#### DATA ####
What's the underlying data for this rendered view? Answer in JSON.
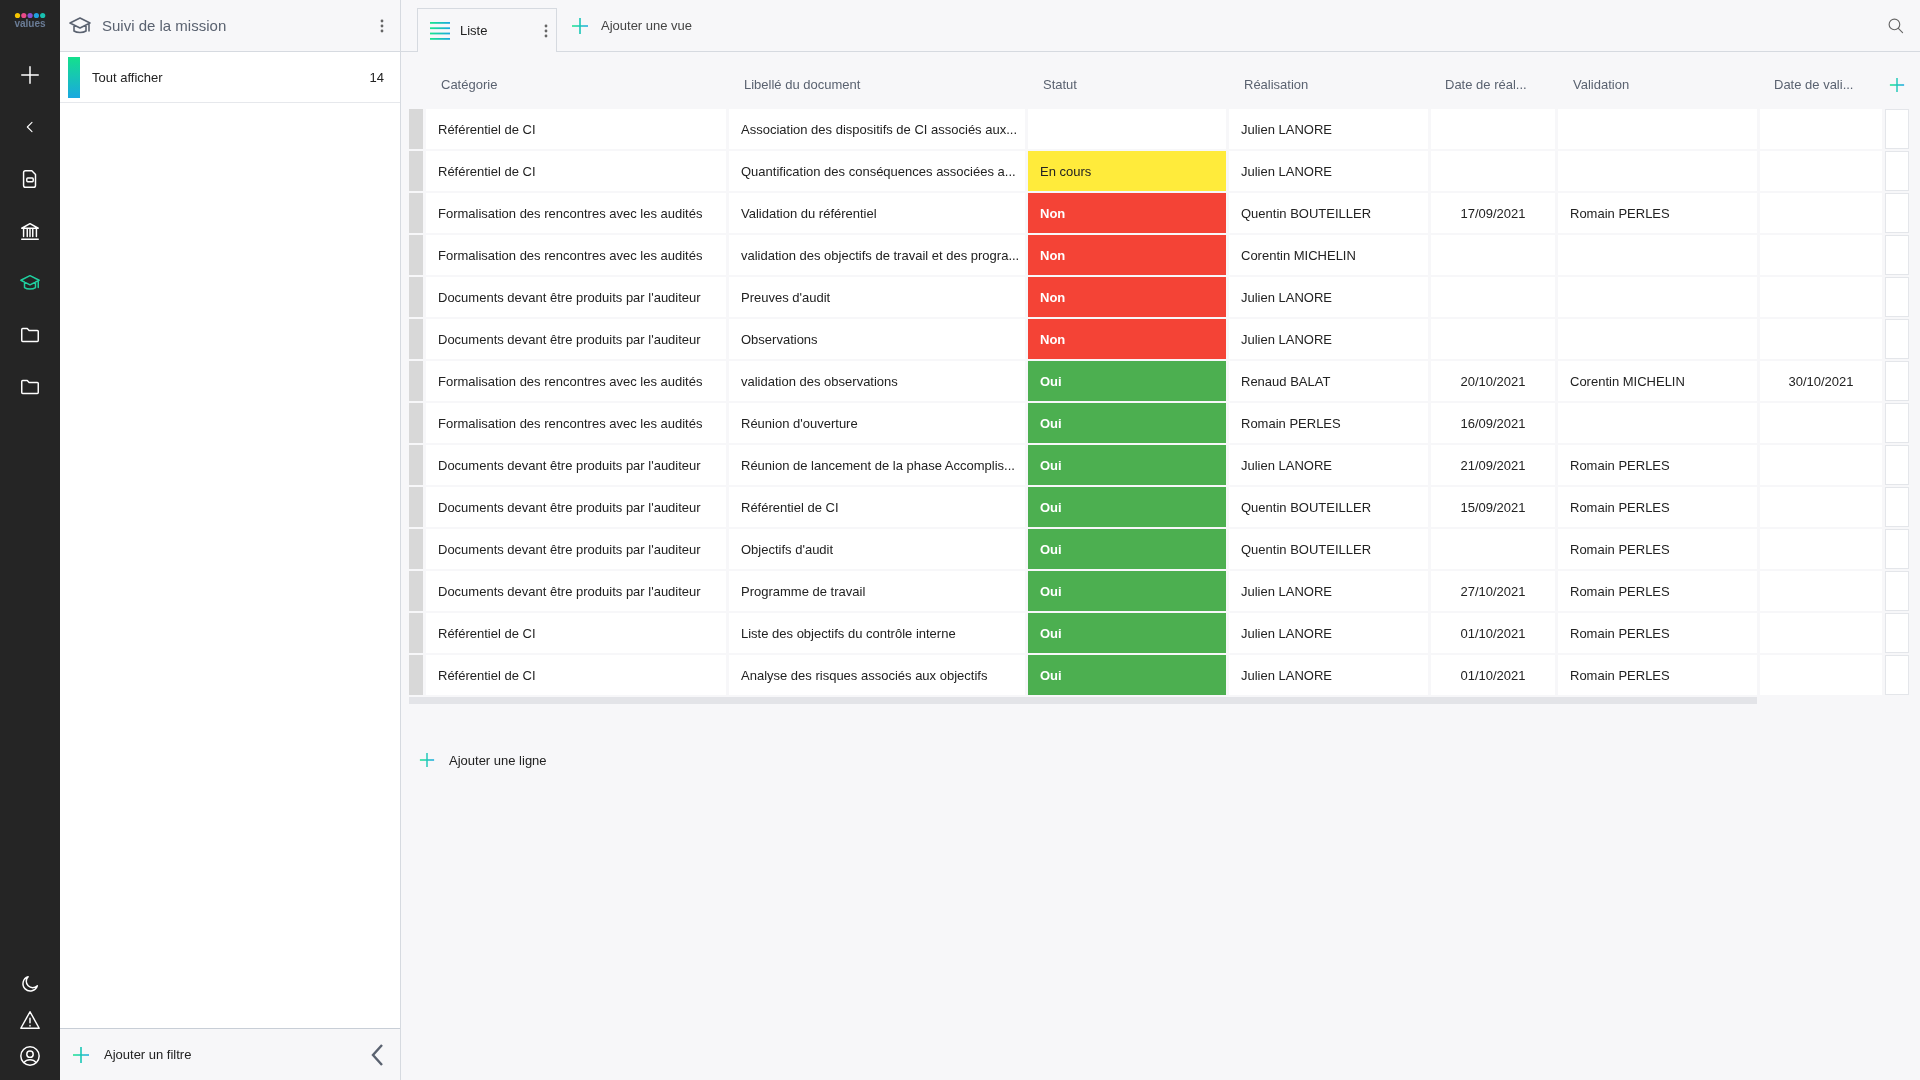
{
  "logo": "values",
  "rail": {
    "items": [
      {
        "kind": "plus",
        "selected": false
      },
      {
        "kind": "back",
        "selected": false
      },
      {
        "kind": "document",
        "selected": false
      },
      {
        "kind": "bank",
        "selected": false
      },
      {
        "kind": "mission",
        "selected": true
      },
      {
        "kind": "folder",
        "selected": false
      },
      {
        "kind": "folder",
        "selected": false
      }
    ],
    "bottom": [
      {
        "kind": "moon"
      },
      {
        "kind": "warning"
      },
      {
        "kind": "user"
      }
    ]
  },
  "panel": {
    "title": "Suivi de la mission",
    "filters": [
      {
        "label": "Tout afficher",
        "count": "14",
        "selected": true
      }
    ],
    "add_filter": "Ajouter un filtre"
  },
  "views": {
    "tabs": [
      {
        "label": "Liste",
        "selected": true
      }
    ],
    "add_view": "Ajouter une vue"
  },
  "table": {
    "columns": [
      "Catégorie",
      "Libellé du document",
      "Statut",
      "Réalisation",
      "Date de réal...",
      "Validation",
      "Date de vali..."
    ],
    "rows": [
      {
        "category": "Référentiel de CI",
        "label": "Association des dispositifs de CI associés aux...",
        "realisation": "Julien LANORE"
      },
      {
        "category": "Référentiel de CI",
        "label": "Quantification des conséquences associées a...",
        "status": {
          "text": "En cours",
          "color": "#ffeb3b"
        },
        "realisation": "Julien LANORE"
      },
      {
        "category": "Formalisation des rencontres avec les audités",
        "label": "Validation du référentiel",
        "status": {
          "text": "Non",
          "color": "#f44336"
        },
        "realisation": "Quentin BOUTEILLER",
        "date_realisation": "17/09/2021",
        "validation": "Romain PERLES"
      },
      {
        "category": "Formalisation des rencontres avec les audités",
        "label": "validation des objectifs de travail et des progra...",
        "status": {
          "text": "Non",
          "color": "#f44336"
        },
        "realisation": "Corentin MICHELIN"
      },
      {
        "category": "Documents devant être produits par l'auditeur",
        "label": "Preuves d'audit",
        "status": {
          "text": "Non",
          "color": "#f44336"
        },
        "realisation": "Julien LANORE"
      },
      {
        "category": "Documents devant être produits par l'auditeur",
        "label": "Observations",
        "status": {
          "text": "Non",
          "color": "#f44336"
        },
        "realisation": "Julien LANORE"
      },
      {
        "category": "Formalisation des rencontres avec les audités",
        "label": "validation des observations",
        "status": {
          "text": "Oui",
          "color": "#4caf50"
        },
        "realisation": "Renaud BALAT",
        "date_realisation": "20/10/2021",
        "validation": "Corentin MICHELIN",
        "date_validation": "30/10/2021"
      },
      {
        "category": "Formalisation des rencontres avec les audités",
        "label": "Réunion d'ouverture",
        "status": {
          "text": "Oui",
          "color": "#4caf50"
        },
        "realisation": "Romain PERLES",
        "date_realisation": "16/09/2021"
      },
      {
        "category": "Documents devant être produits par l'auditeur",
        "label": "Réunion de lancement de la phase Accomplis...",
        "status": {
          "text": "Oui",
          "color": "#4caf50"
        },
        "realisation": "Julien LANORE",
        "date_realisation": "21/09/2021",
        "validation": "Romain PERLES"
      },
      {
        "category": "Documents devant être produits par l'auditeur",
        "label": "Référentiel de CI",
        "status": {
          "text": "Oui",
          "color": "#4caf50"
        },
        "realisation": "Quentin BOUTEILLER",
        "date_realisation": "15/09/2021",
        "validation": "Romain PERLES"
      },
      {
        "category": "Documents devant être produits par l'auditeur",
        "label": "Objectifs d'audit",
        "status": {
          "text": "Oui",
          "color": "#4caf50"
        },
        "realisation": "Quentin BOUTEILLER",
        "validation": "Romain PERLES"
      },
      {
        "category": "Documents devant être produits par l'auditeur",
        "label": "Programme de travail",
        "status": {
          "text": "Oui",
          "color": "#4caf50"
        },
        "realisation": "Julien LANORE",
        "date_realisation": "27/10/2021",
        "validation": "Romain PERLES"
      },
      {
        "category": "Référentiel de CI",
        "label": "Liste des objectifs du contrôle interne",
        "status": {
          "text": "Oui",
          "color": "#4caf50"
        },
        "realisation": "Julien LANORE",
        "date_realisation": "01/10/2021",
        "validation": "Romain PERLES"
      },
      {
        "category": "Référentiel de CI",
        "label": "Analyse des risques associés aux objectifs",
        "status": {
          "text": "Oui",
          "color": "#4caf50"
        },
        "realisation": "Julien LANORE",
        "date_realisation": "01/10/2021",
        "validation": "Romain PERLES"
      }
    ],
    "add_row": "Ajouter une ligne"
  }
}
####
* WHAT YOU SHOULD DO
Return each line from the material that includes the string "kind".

* RESULT OF THE TASK
        "kind": "plus",
        "kind": "back",
        "kind": "document",
        "kind": "bank",
        "kind": "mission",
        "kind": "folder",
        "kind": "folder",
        "kind": "moon"
        "kind": "warning"
        "kind": "user"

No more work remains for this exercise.